Surely there's a better way to motivate young thinkers. And surely there's a way to help the economy of the space coast (where even the area code is 321) without touting such false promises of a moon colonization project within the next eight years.

"Lest anyone think that Gingrich wants government to grow in order to launch these new programs, he proposed setting aside 10 percent of NASA's budget for prizes to be awarded for the innovations that lead to the moon and Mars," reports the Washington Post. He also promised to scrutinize the NASA bureaucracy and billion-dollar programs that don't produce results.

Seven years ago, President George W. Bush pledged to send humans back to the moon by 2020. Read more here. That plan was since scrapped from a federal budget desperate to find spending cuts.

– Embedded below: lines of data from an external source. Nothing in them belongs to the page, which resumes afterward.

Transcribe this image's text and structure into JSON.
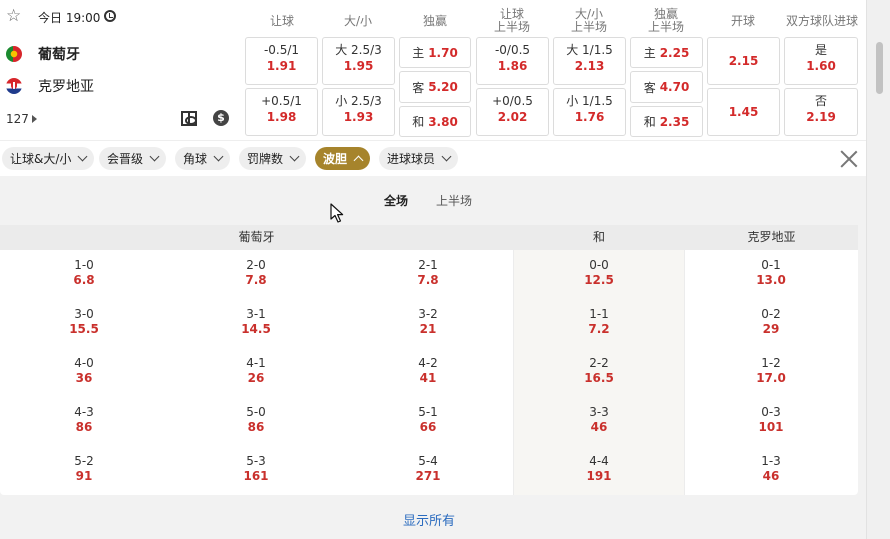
{
  "header": {
    "time": "今日 19:00",
    "more_count": "127"
  },
  "teams": {
    "home": "葡萄牙",
    "away": "克罗地亚"
  },
  "market_headers": [
    "让球",
    "大/小",
    "独赢",
    "让球\n上半场",
    "大/小\n上半场",
    "独赢\n上半场",
    "开球",
    "双方球队进球"
  ],
  "markets": {
    "handicap": [
      {
        "label": "-0.5/1",
        "odds": "1.91"
      },
      {
        "label": "+0.5/1",
        "odds": "1.98"
      }
    ],
    "total": [
      {
        "label": "大 2.5/3",
        "odds": "1.95"
      },
      {
        "label": "小 2.5/3",
        "odds": "1.93"
      }
    ],
    "moneyline": [
      {
        "label": "主",
        "odds": "1.70"
      },
      {
        "label": "客",
        "odds": "5.20"
      },
      {
        "label": "和",
        "odds": "3.80"
      }
    ],
    "handicap_1h": [
      {
        "label": "-0/0.5",
        "odds": "1.86"
      },
      {
        "label": "+0/0.5",
        "odds": "2.02"
      }
    ],
    "total_1h": [
      {
        "label": "大 1/1.5",
        "odds": "2.13"
      },
      {
        "label": "小 1/1.5",
        "odds": "1.76"
      }
    ],
    "moneyline_1h": [
      {
        "label": "主",
        "odds": "2.25"
      },
      {
        "label": "客",
        "odds": "4.70"
      },
      {
        "label": "和",
        "odds": "2.35"
      }
    ],
    "kickoff": [
      "2.15",
      "1.45"
    ],
    "btts": [
      {
        "label": "是",
        "odds": "1.60"
      },
      {
        "label": "否",
        "odds": "2.19"
      }
    ]
  },
  "filters": [
    "让球&大/小",
    "会晋级",
    "角球",
    "罚牌数",
    "波胆",
    "进球球员"
  ],
  "active_filter": "波胆",
  "period_tabs": [
    "全场",
    "上半场"
  ],
  "active_period": "全场",
  "score_grid": {
    "headers": {
      "home": "葡萄牙",
      "draw": "和",
      "away": "克罗地亚"
    },
    "rows": [
      [
        {
          "s": "1-0",
          "o": "6.8"
        },
        {
          "s": "2-0",
          "o": "7.8"
        },
        {
          "s": "2-1",
          "o": "7.8"
        },
        {
          "s": "0-0",
          "o": "12.5"
        },
        {
          "s": "0-1",
          "o": "13.0"
        }
      ],
      [
        {
          "s": "3-0",
          "o": "15.5"
        },
        {
          "s": "3-1",
          "o": "14.5"
        },
        {
          "s": "3-2",
          "o": "21"
        },
        {
          "s": "1-1",
          "o": "7.2"
        },
        {
          "s": "0-2",
          "o": "29"
        }
      ],
      [
        {
          "s": "4-0",
          "o": "36"
        },
        {
          "s": "4-1",
          "o": "26"
        },
        {
          "s": "4-2",
          "o": "41"
        },
        {
          "s": "2-2",
          "o": "16.5"
        },
        {
          "s": "1-2",
          "o": "17.0"
        }
      ],
      [
        {
          "s": "4-3",
          "o": "86"
        },
        {
          "s": "5-0",
          "o": "86"
        },
        {
          "s": "5-1",
          "o": "66"
        },
        {
          "s": "3-3",
          "o": "46"
        },
        {
          "s": "0-3",
          "o": "101"
        }
      ],
      [
        {
          "s": "5-2",
          "o": "91"
        },
        {
          "s": "5-3",
          "o": "161"
        },
        {
          "s": "5-4",
          "o": "271"
        },
        {
          "s": "4-4",
          "o": "191"
        },
        {
          "s": "1-3",
          "o": "46"
        }
      ]
    ]
  },
  "show_all": "显示所有",
  "colors": {
    "odds": "#d32a2a",
    "active_chip": "#a6842c",
    "link": "#2a6bbf"
  }
}
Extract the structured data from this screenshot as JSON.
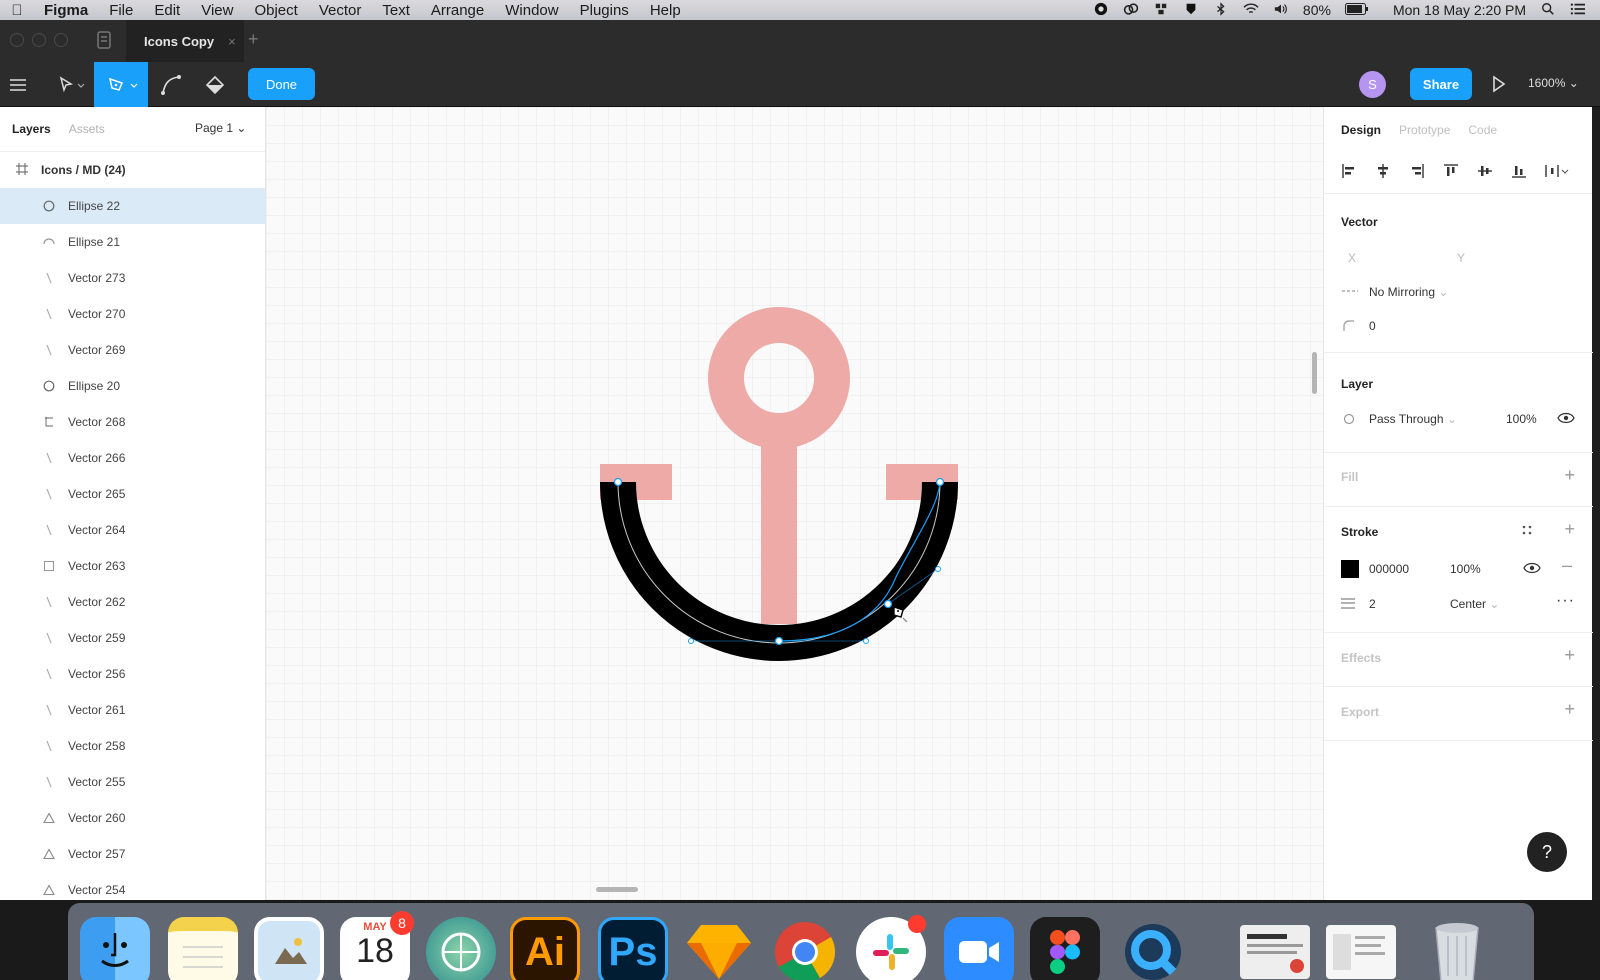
{
  "menubar": {
    "items": [
      "Figma",
      "File",
      "Edit",
      "View",
      "Object",
      "Vector",
      "Text",
      "Arrange",
      "Window",
      "Plugins",
      "Help"
    ],
    "battery": "80%",
    "clock": "Mon 18 May  2:20 PM"
  },
  "titlebar": {
    "file_tab": "Icons Copy"
  },
  "toolbar": {
    "done_label": "Done",
    "avatar_letter": "S",
    "share_label": "Share",
    "zoom": "1600%"
  },
  "layers_panel": {
    "tab_layers": "Layers",
    "tab_assets": "Assets",
    "page": "Page 1",
    "frame": "Icons / MD (24)",
    "layers": [
      {
        "name": "Ellipse 22",
        "icon": "ellipse-icon",
        "selected": true
      },
      {
        "name": "Ellipse 21",
        "icon": "arc-icon"
      },
      {
        "name": "Vector 273",
        "icon": "line-icon"
      },
      {
        "name": "Vector 270",
        "icon": "line-icon"
      },
      {
        "name": "Vector 269",
        "icon": "line-icon"
      },
      {
        "name": "Ellipse 20",
        "icon": "ellipse-icon"
      },
      {
        "name": "Vector 268",
        "icon": "vector-path-icon"
      },
      {
        "name": "Vector 266",
        "icon": "line-icon"
      },
      {
        "name": "Vector 265",
        "icon": "line-icon"
      },
      {
        "name": "Vector 264",
        "icon": "line-icon"
      },
      {
        "name": "Vector 263",
        "icon": "square-icon"
      },
      {
        "name": "Vector 262",
        "icon": "line-icon"
      },
      {
        "name": "Vector 259",
        "icon": "line-icon"
      },
      {
        "name": "Vector 256",
        "icon": "line-icon"
      },
      {
        "name": "Vector 261",
        "icon": "line-icon"
      },
      {
        "name": "Vector 258",
        "icon": "line-icon"
      },
      {
        "name": "Vector 255",
        "icon": "line-icon"
      },
      {
        "name": "Vector 260",
        "icon": "triangle-icon"
      },
      {
        "name": "Vector 257",
        "icon": "triangle-icon"
      },
      {
        "name": "Vector 254",
        "icon": "triangle-icon"
      }
    ]
  },
  "design_panel": {
    "tab_design": "Design",
    "tab_prototype": "Prototype",
    "tab_code": "Code",
    "vector": {
      "title": "Vector",
      "x_label": "X",
      "y_label": "Y",
      "mirroring": "No Mirroring",
      "corner_radius": "0"
    },
    "layer": {
      "title": "Layer",
      "blend": "Pass Through",
      "opacity": "100%"
    },
    "fill": {
      "title": "Fill"
    },
    "stroke": {
      "title": "Stroke",
      "color_hex": "000000",
      "opacity": "100%",
      "weight": "2",
      "position": "Center"
    },
    "effects": {
      "title": "Effects"
    },
    "export": {
      "title": "Export"
    }
  },
  "help_label": "?",
  "colors": {
    "accent": "#18a0fb",
    "anchor_pink": "#eeaaa7",
    "stroke": "#000000",
    "selection_bg": "#daebf7"
  },
  "dock": {
    "apps": [
      "finder",
      "notes",
      "preview",
      "calendar",
      "network-radar",
      "illustrator",
      "photoshop",
      "sketch",
      "chrome",
      "slack",
      "zoom",
      "figma",
      "quicktime",
      "window-thumbnail-1",
      "window-thumbnail-2",
      "trash"
    ],
    "calendar_month": "MAY",
    "calendar_day": "18",
    "calendar_badge": "8",
    "illustrator_label": "Ai",
    "photoshop_label": "Ps"
  }
}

Perhaps Gingrich, should he become president, can ask his latest benefactors to pay for a moon colony. Sheldon and Miriam Adelson, who made their fortune in hotels and casinos, are among the richest couples in the world with a fortune Forbes estimates at $23 billion. They are bankrolling the super PAC that supports Gingrich. Their $6 million contribution is the main reason Gingrich can afford to run campaign ads on TV in this state.

Can you hear me Major Newt?....

-- Robert Trigaux, Business Columnist, Tampa Bay Times